== Source material

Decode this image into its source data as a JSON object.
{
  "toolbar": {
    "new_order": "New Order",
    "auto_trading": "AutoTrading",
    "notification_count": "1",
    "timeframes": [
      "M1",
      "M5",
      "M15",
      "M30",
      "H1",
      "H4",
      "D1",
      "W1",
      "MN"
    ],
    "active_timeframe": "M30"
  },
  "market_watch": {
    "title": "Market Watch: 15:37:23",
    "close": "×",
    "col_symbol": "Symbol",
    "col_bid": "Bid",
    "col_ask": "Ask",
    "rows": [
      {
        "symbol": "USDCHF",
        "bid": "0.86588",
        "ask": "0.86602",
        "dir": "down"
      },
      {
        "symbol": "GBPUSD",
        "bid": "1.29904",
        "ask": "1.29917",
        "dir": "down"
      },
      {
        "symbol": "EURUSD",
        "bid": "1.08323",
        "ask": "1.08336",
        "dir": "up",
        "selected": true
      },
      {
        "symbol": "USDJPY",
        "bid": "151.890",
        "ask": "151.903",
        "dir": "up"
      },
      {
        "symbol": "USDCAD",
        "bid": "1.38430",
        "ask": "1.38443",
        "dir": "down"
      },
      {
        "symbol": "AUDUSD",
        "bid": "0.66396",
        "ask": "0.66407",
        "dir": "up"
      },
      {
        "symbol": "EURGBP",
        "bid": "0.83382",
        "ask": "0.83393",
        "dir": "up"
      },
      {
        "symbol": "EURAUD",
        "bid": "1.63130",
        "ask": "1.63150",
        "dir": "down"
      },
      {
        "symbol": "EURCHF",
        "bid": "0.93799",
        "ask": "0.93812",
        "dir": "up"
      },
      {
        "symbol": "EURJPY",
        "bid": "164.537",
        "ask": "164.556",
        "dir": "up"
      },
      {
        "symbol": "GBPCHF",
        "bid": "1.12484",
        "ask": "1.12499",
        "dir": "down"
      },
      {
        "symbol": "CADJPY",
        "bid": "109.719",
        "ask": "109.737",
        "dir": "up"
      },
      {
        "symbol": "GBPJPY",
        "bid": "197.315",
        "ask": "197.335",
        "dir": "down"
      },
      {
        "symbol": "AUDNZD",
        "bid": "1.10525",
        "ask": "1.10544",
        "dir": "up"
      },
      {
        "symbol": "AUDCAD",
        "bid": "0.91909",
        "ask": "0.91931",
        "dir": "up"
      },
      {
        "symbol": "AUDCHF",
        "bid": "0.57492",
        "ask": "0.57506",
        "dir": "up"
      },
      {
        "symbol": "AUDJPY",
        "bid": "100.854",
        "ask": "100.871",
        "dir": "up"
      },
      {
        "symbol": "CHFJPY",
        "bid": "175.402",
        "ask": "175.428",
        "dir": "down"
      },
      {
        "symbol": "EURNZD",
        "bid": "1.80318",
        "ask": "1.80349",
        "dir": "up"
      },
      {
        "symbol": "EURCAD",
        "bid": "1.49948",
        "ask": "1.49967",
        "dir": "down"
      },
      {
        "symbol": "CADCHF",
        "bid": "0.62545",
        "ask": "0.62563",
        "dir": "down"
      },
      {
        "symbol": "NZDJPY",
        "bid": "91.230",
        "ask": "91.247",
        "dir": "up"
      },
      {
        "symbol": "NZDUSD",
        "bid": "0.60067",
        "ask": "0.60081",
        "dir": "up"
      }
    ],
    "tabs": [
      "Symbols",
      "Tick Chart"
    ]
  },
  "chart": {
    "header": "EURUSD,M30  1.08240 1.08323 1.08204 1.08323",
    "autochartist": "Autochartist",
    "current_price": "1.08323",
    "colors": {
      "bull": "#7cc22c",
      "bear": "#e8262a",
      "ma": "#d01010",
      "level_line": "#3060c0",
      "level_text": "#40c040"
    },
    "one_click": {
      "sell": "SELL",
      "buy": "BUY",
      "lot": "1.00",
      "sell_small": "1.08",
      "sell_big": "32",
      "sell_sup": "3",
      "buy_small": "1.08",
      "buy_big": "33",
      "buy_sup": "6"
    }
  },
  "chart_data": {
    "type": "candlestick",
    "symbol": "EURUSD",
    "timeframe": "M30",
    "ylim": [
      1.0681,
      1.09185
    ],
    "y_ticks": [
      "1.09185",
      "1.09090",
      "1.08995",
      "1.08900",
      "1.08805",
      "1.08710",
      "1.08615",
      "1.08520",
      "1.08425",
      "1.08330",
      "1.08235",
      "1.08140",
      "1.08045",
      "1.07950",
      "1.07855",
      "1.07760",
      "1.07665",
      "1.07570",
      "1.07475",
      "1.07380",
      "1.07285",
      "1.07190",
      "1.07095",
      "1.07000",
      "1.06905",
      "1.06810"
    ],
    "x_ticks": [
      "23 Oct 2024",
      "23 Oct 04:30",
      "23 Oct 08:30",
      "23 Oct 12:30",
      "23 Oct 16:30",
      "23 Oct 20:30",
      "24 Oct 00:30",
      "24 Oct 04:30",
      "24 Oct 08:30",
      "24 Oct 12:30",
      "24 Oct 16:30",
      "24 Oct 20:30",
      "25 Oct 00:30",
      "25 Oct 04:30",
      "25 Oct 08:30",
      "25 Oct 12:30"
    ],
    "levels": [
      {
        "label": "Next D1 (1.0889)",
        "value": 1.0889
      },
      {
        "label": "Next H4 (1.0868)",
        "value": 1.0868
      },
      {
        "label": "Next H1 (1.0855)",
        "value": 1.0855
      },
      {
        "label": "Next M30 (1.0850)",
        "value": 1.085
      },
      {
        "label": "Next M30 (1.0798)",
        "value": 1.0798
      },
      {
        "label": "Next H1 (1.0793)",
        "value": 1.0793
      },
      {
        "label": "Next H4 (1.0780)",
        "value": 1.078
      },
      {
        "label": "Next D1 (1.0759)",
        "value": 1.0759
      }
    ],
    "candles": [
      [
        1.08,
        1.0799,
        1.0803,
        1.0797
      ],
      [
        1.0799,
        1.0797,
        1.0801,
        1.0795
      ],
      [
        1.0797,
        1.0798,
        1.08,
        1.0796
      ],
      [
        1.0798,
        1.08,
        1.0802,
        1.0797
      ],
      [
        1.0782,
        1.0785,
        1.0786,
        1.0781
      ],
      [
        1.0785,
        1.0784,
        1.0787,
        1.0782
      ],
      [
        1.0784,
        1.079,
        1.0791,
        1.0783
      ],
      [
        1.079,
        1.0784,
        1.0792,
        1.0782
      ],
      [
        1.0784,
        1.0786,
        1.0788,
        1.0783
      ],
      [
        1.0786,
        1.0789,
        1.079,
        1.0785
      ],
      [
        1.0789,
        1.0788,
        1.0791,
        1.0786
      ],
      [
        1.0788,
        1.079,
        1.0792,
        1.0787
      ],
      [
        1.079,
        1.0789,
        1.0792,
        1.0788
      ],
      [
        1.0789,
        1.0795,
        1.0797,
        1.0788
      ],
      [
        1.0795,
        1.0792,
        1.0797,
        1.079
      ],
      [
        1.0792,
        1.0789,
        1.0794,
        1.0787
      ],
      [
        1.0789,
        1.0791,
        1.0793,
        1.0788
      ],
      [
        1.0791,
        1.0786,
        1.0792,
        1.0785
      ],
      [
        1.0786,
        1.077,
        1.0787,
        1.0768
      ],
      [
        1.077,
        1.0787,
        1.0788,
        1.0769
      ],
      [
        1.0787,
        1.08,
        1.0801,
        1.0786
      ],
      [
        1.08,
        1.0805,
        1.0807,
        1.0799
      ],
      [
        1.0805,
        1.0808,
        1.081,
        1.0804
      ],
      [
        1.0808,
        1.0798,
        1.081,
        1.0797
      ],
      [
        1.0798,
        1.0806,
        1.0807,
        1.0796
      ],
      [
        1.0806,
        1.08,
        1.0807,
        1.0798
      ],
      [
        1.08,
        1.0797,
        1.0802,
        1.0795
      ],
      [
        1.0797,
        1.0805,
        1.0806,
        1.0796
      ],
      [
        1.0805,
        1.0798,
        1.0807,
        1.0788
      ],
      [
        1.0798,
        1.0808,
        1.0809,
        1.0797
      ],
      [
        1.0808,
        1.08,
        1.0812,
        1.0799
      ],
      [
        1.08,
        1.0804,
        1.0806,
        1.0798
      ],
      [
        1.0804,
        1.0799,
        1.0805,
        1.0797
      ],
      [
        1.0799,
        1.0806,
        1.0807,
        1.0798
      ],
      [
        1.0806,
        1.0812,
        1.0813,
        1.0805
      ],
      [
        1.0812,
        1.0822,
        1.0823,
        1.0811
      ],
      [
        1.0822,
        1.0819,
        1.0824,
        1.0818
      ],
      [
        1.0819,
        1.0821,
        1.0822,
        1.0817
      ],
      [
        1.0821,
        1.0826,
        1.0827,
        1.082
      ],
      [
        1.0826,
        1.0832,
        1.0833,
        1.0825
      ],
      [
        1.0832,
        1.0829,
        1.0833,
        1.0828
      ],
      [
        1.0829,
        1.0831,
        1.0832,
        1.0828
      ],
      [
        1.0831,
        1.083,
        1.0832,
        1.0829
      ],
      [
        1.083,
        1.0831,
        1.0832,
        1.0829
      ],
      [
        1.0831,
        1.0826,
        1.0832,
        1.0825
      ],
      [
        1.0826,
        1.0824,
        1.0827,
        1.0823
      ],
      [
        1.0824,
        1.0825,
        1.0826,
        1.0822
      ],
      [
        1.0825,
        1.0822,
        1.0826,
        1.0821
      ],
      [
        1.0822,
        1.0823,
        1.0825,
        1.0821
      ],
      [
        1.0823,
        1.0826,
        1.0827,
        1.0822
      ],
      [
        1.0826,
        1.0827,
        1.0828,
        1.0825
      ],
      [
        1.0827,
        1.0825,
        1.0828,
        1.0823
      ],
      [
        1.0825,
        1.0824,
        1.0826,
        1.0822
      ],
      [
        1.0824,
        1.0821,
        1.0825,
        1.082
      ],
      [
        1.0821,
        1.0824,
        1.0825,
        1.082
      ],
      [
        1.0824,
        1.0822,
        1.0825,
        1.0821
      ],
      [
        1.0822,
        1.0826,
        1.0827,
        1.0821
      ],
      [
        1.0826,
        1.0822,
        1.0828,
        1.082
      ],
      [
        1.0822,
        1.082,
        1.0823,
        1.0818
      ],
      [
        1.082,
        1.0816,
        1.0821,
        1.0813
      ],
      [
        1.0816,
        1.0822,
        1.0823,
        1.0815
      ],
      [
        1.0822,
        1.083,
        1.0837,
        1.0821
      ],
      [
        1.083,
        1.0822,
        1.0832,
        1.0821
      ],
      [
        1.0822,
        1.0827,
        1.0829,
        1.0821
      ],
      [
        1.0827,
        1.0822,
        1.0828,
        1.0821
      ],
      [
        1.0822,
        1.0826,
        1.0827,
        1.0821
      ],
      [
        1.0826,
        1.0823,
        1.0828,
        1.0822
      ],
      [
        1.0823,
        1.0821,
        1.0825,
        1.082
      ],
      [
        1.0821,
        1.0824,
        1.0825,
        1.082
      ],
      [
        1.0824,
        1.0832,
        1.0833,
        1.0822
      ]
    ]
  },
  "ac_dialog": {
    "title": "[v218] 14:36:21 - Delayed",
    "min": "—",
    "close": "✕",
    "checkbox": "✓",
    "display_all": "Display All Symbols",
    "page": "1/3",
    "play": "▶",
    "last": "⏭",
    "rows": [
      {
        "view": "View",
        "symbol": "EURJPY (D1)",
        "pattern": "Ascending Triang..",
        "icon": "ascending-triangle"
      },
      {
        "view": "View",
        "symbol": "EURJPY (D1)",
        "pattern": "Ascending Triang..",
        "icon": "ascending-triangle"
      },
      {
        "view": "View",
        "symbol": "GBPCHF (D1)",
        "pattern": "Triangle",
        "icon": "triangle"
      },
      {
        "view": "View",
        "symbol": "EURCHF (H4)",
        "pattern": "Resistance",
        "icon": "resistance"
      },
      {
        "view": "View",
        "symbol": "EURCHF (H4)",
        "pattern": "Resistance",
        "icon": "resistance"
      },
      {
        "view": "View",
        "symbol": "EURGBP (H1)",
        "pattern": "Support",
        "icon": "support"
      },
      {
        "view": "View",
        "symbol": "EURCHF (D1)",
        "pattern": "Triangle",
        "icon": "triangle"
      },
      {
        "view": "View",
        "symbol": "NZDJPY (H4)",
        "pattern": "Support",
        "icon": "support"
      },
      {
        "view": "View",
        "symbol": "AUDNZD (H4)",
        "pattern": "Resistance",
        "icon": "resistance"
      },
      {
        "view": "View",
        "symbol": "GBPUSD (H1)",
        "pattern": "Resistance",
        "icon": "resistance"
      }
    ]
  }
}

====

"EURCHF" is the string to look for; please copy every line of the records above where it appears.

        "symbol": "EURCHF",
        "symbol": "EURCHF (H4)",
        "symbol": "EURCHF (H4)",
        "symbol": "EURCHF (D1)",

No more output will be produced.